Invictus

Invictus

           Invictus – unconquered (DVD)
               Genre: Drama, Biography
               Apartheid, South Africa, Rugby, Nelson Mandela
  Imagine, German reunification did not take place in 1990, but only in 2006. In that year, then, in the World Cup hosted by Germany. Then, imagine further, the German national team had emerged from that tournament as brilliant and completely unexpected winner – that would truly been a summer fairy tale. Of course this is only a construct of thought, but it illustrates the basic idea of Invictus – unconquered, the new film by Clint Eastwood. Although this is also about football, but the focus of the drama with Morgan Freeman and Matt Damon in the lead roles is a completely different sport, which leads at best a shadowy existence in this country – it’s about rugby. How deep is the ditch in the South African society through the decades of apartheid is wrong, you see even in sports. This is particularly evident in the first settings. On a fenced playground trained a rugby team, which consists entirely of white players. Almost by chance, and apparently due only to the course of the game, the camera then acquires an additional fence, behind which a group of black football player. It is the 11th February 1990 – the day that is Nelson Mandela from his 27-year prison dismissed. And the day that marks the beginning of the end of apartheid. But four years later the country is still deeply divided, as Nelson Mandela (Morgan Freeman), the leader of the ANC (African National Congress), was elected new president of the country – and the first black South African Government. Then the following year 1995, the Rugby World Cup was first held in our own country, Mandela sees it as an opportunity to establish a national unity and identity, which so far are simply not – not even in sports. For the “Springboks”, the South African national team, is regarded as the epitome of the old apartheid regime. Mandela knows the unifying power of sport and is pledged, Francois Pienaar (Matt Damon), to inspire not convinced the captain of the team for his cause. Only time manages to convince, but when the team knows that it is next to the sporting success to the future of their shattered nation, the team is growing beyond itself … A revolutionary Clint Eastwood was in his directing career before. And it also changes with Invictus – unconquered nothing. Straight lines and in some moments as described in the opening sequence admirable economically told and well-staffed, is Eastwood’s new work with solid Hollywood fare claim, but without too many surprises. Sometimes you feel a little too clearly how much the characters and situations here subordinate to the narrative a great goal. The actual political and social conditions in Africa one can guess at best. Instead, the film focuses on big gestures designed in some scenes a little too big, too pregnant with meaning, and not always credible fail. Obviously, how well the example of Mandela film Goodbye, Bafana seen, the history of South African politician is too huge to imagine, in order not to succumb to the temptations of a Überinszenierung. In a few months starts well known, the World Cup in South Africa, exactly 15 years ago is it that the “Springboks” with the support of the entire nation won the World Cup in rugby.
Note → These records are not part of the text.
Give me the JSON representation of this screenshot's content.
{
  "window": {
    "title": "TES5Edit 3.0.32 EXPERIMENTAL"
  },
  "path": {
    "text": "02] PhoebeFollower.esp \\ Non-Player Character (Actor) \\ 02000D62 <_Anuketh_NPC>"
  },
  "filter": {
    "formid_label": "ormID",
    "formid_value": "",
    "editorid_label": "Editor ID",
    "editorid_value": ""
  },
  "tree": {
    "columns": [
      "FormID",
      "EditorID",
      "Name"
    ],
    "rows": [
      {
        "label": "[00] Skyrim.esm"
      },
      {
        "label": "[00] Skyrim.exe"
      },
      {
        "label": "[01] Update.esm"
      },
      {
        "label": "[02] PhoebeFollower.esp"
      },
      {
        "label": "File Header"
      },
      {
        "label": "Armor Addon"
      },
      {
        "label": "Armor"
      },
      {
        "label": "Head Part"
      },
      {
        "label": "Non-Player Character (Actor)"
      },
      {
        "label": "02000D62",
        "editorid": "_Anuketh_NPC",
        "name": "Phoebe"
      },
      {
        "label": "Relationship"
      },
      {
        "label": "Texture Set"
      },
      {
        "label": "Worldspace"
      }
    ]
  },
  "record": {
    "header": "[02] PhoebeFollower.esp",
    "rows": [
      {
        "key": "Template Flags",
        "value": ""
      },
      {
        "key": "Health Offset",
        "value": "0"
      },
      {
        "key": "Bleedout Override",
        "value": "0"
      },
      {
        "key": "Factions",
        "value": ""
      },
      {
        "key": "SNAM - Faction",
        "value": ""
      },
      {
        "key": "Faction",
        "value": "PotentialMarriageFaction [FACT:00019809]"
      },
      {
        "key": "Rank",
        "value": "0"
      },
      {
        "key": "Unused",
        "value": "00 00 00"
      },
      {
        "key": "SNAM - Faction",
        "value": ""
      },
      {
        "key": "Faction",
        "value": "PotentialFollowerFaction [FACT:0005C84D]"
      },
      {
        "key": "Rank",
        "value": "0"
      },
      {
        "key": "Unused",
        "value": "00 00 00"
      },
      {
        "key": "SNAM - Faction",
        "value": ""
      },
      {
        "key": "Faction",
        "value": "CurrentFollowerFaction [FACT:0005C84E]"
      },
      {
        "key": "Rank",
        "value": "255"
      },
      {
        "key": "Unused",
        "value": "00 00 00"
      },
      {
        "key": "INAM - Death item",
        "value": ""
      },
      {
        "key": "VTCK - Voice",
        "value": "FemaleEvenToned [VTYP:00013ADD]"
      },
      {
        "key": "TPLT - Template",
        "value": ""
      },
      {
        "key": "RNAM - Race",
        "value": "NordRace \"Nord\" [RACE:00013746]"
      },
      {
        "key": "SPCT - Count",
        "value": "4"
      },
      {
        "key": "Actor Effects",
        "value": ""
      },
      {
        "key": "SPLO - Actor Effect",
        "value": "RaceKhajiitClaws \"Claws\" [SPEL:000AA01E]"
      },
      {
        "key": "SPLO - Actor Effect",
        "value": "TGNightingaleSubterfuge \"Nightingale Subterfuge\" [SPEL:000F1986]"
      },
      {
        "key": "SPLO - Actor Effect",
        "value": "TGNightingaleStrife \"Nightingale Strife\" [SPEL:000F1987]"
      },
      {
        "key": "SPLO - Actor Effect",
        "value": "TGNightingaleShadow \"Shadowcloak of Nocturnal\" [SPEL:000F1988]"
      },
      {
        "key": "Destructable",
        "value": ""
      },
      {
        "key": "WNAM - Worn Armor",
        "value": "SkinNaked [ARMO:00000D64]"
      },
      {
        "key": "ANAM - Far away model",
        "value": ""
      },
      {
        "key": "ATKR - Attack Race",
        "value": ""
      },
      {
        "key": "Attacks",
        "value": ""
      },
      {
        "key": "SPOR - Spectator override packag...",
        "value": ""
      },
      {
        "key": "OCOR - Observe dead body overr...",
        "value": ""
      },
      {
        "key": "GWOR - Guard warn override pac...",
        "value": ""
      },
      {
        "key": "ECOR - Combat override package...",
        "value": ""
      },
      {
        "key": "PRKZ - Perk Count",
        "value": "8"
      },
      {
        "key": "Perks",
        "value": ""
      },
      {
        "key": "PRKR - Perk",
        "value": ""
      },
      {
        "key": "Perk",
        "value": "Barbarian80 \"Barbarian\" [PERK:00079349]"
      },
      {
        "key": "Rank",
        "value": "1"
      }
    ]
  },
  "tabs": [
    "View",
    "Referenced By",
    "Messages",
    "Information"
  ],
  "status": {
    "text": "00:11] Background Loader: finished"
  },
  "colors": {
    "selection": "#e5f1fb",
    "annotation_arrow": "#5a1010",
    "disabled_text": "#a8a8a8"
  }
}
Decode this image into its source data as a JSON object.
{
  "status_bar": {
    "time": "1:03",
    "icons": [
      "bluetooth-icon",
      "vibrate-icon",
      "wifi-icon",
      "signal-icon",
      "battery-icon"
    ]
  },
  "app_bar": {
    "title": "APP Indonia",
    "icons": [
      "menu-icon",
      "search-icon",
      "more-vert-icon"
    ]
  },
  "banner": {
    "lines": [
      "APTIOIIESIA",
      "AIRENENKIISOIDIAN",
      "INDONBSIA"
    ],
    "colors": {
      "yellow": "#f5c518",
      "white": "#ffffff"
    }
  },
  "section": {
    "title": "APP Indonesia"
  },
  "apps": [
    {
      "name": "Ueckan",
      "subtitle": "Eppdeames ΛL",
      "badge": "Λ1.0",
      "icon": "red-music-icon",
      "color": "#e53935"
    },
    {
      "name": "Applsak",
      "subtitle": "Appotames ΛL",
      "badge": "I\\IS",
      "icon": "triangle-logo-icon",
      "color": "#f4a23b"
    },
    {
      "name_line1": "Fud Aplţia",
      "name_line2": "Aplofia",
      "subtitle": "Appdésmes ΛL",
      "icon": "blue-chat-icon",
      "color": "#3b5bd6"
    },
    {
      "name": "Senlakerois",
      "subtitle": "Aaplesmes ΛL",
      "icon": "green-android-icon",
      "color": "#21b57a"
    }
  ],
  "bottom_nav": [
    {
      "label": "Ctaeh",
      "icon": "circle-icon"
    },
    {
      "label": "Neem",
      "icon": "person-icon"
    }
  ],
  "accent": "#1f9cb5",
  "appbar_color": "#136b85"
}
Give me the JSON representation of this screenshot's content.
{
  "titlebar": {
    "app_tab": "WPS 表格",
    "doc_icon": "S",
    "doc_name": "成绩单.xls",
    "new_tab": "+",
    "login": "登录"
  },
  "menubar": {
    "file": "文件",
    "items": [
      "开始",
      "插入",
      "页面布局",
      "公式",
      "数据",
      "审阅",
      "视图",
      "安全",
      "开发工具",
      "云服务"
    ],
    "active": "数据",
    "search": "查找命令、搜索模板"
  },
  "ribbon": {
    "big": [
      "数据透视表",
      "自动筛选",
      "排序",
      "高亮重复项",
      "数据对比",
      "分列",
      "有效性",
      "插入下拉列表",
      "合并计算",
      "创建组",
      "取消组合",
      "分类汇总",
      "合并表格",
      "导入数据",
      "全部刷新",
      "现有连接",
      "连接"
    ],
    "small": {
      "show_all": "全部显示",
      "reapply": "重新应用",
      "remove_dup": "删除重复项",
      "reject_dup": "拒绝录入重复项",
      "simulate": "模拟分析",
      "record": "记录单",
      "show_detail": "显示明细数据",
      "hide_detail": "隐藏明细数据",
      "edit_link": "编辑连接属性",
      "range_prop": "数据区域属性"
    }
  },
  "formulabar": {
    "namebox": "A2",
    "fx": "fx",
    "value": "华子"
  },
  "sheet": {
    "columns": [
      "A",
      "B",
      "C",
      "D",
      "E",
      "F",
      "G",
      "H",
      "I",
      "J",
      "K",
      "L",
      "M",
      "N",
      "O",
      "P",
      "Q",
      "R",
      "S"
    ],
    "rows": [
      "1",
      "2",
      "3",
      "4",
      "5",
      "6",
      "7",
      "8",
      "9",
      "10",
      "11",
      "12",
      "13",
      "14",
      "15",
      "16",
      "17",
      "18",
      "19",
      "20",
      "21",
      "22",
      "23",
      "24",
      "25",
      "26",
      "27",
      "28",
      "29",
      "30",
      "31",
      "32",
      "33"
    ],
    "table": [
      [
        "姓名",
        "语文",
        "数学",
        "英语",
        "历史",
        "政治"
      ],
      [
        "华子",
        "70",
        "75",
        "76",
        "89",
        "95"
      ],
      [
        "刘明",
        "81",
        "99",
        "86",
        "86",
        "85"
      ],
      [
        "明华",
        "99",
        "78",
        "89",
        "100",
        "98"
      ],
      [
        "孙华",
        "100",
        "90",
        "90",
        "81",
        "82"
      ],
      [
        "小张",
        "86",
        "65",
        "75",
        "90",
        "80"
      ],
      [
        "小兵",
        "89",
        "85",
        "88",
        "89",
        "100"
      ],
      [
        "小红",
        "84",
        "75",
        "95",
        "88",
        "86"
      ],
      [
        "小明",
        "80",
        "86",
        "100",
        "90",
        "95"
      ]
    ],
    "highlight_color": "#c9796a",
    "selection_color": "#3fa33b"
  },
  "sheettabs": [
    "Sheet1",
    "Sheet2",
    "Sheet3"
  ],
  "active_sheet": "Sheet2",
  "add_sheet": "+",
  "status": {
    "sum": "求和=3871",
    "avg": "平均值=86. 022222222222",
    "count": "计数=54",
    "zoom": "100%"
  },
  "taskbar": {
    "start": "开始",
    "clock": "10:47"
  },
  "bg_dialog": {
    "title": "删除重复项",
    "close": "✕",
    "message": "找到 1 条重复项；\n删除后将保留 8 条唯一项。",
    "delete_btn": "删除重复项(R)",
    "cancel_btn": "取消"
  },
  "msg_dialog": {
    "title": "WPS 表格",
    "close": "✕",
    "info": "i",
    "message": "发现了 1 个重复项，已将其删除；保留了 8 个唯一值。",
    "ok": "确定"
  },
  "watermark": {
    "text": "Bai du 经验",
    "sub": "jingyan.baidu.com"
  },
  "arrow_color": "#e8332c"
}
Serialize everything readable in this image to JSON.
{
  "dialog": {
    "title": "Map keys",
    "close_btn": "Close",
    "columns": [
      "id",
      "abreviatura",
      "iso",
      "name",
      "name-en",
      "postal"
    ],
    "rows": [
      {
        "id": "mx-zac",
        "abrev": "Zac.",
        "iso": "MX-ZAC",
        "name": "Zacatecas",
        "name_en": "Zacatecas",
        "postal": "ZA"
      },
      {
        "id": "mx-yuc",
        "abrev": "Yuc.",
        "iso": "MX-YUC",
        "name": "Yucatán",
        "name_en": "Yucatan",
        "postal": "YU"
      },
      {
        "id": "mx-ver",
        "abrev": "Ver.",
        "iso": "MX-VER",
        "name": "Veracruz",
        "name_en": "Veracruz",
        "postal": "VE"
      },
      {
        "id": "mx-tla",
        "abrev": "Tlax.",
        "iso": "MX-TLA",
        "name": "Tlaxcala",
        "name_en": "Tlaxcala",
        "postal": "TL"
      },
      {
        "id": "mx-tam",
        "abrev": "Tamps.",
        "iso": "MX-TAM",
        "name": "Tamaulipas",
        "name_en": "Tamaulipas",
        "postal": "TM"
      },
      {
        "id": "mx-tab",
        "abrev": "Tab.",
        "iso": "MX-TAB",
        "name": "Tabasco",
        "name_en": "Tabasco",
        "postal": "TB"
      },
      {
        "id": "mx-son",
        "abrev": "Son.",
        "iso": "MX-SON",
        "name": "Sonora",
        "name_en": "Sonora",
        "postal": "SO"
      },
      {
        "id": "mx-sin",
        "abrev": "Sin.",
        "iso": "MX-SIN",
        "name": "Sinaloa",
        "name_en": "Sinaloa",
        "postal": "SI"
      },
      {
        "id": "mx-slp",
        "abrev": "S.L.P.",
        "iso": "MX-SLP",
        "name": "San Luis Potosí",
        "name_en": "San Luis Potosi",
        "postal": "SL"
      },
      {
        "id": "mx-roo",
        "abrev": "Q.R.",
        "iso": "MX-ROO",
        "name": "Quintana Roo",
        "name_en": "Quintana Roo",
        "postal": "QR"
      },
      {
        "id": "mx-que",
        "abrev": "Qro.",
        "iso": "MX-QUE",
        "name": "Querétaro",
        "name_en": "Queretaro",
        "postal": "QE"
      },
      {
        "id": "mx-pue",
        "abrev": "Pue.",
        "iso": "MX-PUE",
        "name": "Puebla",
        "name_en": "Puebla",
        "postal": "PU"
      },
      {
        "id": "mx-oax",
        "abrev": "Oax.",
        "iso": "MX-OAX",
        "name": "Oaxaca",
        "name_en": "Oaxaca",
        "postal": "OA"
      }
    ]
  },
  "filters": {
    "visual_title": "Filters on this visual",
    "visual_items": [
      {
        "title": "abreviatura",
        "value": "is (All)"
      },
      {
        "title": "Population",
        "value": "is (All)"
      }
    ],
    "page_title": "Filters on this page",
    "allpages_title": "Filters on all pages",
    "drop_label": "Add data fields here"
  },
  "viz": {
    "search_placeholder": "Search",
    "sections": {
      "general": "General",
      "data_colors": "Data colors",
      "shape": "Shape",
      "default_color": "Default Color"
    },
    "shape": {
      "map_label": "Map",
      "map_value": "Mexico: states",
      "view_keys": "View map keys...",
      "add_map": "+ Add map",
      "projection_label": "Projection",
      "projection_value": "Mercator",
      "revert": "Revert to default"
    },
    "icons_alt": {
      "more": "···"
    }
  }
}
Perhaps the coup of 1995 can indeed repeat, in the favorite sport of the black majority. Whether Clint Eastwood’s new film can score at the Oscars, we do know very soon. If the competition this year is not as strong, the opportunities would be available for the extremely solid staged drama is not bad. Finally, it provides exactly the mix of big emotions, deserving actors and mild political message that the Academy sometimes decorated like a golden boy. (Paul Collmar)
  Title: Invictus – unconquered (DVD) Original Title: Invictus Country of production: USA Production year: 2009 Length: ( #) 134 (Min.) Published at: Warner Home Video format: 16:9 tone / language: Dolby Digital 5.1, German, English EAN: 5051890014733 Extras: documentary, featurette, music video

Related posts